I finally broached the topic and was sent to a gastroenterologist. We talked. “Evan, I’d like to examine you, if you don’t mind.” Well, I do mind, actually. I’m 16, and I’d rather you not touch me. I’d rather you not discover my stigma, the one source where all my guilt and anxiety and imperfection manifests itself in crevices and scars. My parents left the room, and I was alone with only cartoon wallpaper to distract me. I closed my eyes and imagined I was home locked in my room. Eventually he finished, and what he described made me think of a small San Andreas fault. “We’re going to do a colonoscopy and an endoscopy to see what is really going on.”
Then I was staring up at the ceiling, a patchwork pattern of porous stucco paneling, and an anesthesiologist handed me a mask.
“So what’d they find, Dad?” My dad didn’t say anything, just handed me a picture. No artist, no anatomist, no believer in the beauty of the human form could have found anything positive to say about my intestinal tract. The picture was grainy with ulcers and burning with inflammation. My intestines were a visual representation of a napalm blast, totally unfit for absorbing nutrients. “The doctors said you have Crohn’s disease.”
Crohn’s is an autoimmune disorder characterized by inflammation and bleeding in the digestive tract. When the intestines become inflamed, their ability to absorb nutrients and water is drastically compromised.
In many ways I never truly reached adolescence because my intestines decided to rebel. I had always felt like a kid – just a kid doing calculus, just a child driving a car, just a boy drifting through life defining himself through grades and relationships. And then I saw the picture of my spotted stomach, my ruby intestines, and I knew that perfection was a misnomer, a paradox even.
Unfortunately, this part of my life had to happen at a very inopportune time. Like any young man, I wanted to spend my time with friends, and I wanted attention from girls. I distanced myself and tried to disconnect. In many ways it was the only thing I felt I could do. My classes were demanding, my drive never waned, and I did not feel comfortable discussing the personal aspects of the issue. I had other things to worry about. So I endured unnecessary suffering as a casualty in the search for youthful perfection, an ideal that I felt I had to live up to, only to find it doesn’t exist.

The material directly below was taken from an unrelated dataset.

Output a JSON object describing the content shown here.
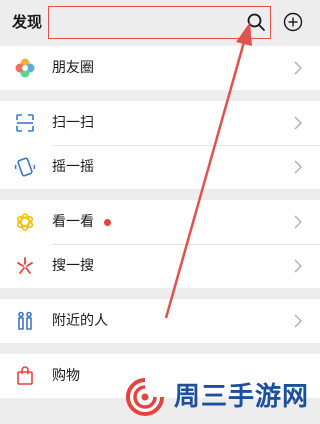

As Yahia Lababidi said, “We all have handicaps. The difference is that some of us must reveal ours, while others must conceal theirs, to be treated with mercy.” I always felt that I had to conceal my problem to be treated with mercy, not to be chastised for having to handle this and have doctors touch my body in ways that most people would find revolting. When I was diagnosed I finally told my friends. The outpouring of support from them as well as teachers was enlightening.

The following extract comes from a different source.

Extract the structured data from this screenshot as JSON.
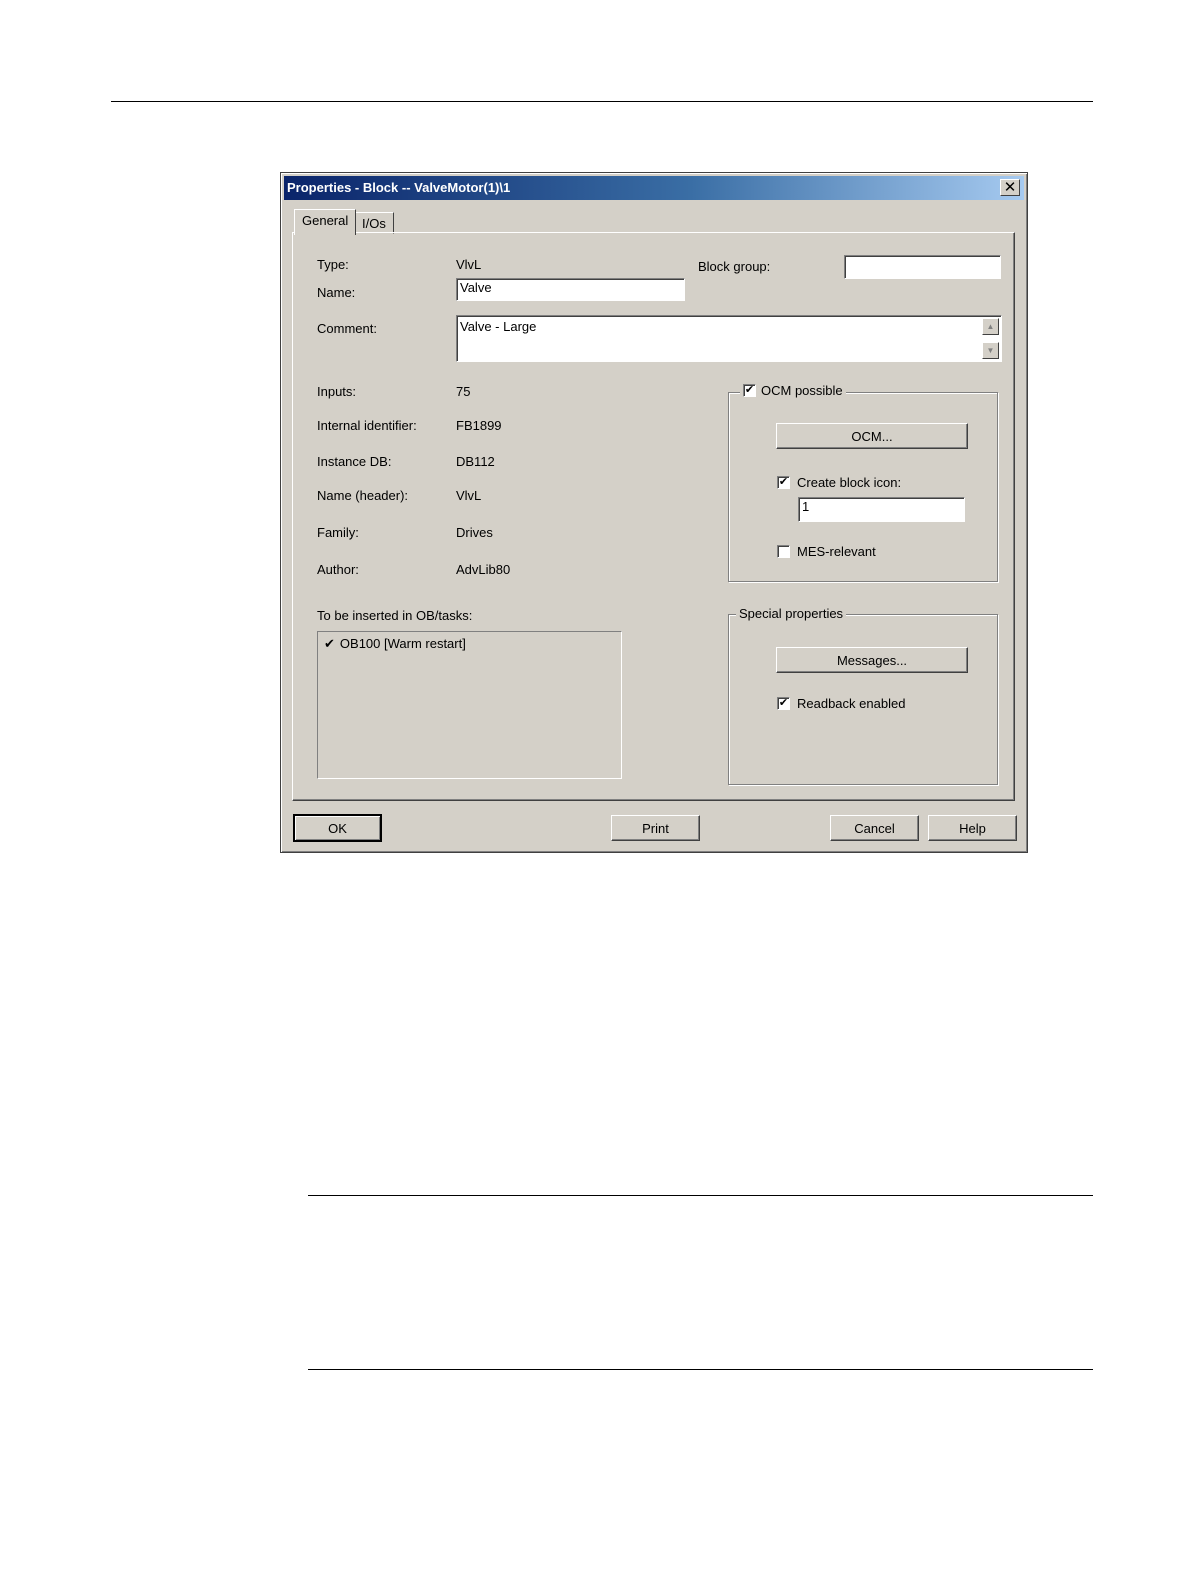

I don’t hide my pill bottles or lie to my friends anymore. Crohn’s is simply another part of me. On my wall above my bed, next to the prom and winter formal pictures, I hung the picture of my colon, all swollen and crimson. To me, it is more than red hues. It is a symbol of my rite of passage, my own personal struggle to grow up.